These payments, which are being held for 30 days, are typically not made directly to recipients but are sent to the various state and federal government agencies that administer the programs.

The delays come because the state is running out of time to borrow money, and Wall Street is no longer lending, explained a spokesperson for the Controller’s office. In addition, the estimated monthly expenditures in February (estimated at about $10 billion) is projected to outpace income.

All of these problems stem from a budget impasse in Sacramento. Lawmakers are negotiating round the clock to eliminate a $42 billion deficit that includes a $14 billion short fall from the 2008-09 budget.

Among the payments that are being delayed are $188 million of the state’s share of the federal pool for the Supplemental Security Income / State Supplementary Payment (SSI/SSP) programs; $13 million to the Student Aid Commission to fund CalGrants; $114 million to the Department of Social Services for the CalWorks program; and nearly $3 billion in tax refunds.

Those receiving SSI/SSP will continue to receive their full payments, because the federal government has agreed to cover California’s share for February, and possibly for March. The $188 million is the state’s share of the payments, and is sent to the federal government.

The Student Aid Commission would have sent out $13 million in financial aid to  students, if the delay had not been imposed. According to a commission representative, 85% of the prior year’s awards have been sent to the colleges and university, and what will be delayed is the additional money that students expected to receive. The commission awarded 72,261 entitlement CalGrants as of Jan. 23.

According to the controller’s office, many colleges and universities as well as all of the California State University Schools and the University of California campuses will cover all of the student fees that would have been paid by the CalGrant.

About 46,000 U.C. students receive CalGrants.

In addition to the state-funded colleges, local schools including USC and Occidental College will also cover any student CalGrant costs not currently paid. This will take place automatically at many campuses. At others, like USC, students must contact the financial aid office.

The CalWorks program, which is California’s version of Temporary Aid to Needy Families, primarily provides parents who have children with assistance to pay food, rent, utilities and other basics. According to a spokesperson for the California Department of Social Services (DSS), the February payments were sent to the dispersing agencies (who actually pay recipients) at the end of January. The delay means that the money that the Controller’s office would normally send to DSS is being delayed for 30 days.

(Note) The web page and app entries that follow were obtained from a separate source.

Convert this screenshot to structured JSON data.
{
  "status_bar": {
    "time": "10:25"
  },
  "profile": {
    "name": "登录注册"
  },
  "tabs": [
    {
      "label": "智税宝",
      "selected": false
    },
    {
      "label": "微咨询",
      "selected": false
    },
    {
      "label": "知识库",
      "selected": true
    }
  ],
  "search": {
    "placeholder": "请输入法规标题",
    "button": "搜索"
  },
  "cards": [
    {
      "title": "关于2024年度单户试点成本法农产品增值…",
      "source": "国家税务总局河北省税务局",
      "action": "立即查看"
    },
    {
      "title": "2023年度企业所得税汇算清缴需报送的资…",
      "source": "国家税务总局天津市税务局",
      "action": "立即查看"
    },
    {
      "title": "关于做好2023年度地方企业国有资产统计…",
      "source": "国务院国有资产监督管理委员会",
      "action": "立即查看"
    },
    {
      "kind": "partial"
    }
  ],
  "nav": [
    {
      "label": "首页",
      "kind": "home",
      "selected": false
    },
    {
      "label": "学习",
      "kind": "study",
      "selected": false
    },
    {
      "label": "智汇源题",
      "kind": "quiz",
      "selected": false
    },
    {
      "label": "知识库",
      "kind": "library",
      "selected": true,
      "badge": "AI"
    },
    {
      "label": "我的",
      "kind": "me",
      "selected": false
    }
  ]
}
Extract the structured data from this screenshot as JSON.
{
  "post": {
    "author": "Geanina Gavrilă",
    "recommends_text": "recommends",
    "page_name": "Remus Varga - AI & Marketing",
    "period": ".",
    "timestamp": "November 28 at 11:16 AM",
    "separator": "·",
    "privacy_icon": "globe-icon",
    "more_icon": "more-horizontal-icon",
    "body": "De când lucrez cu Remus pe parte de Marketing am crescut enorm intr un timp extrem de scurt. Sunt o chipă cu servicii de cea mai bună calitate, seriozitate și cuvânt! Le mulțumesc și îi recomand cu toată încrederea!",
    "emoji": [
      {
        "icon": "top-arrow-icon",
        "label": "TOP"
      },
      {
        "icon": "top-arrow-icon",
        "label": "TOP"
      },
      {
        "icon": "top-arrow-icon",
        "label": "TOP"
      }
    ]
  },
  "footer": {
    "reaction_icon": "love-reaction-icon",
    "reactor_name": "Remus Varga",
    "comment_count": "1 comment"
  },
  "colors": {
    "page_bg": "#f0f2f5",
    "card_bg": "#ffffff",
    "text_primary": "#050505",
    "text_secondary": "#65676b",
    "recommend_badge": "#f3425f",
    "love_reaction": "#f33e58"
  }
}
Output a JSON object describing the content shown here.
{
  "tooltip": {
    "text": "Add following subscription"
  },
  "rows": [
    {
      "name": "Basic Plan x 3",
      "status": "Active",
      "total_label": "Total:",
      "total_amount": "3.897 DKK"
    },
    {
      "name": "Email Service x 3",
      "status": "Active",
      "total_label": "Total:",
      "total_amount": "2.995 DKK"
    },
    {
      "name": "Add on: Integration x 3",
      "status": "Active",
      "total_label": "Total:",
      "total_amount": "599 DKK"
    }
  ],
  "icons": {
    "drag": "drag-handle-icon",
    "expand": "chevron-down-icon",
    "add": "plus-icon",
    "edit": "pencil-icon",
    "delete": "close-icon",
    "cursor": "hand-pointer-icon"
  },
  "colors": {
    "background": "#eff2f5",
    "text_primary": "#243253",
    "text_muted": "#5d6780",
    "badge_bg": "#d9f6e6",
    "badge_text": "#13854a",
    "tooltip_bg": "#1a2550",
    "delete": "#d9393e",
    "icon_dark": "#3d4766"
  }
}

In addition to payment delays, on Friday state employees are expected to begin taking required furlough days imposed by Governor Schwarzenegger.

At the same time, the state Assembly has cut its operating budget by 10%.

On the Senate side, there is hiring and salary increase freeze; and staff members are taking voluntary furloughs.

However, members of both the Assembly and the Senate continue to receive their full salaries, which according to the state constitution appears to have the sole power to adjust legislators’ pay.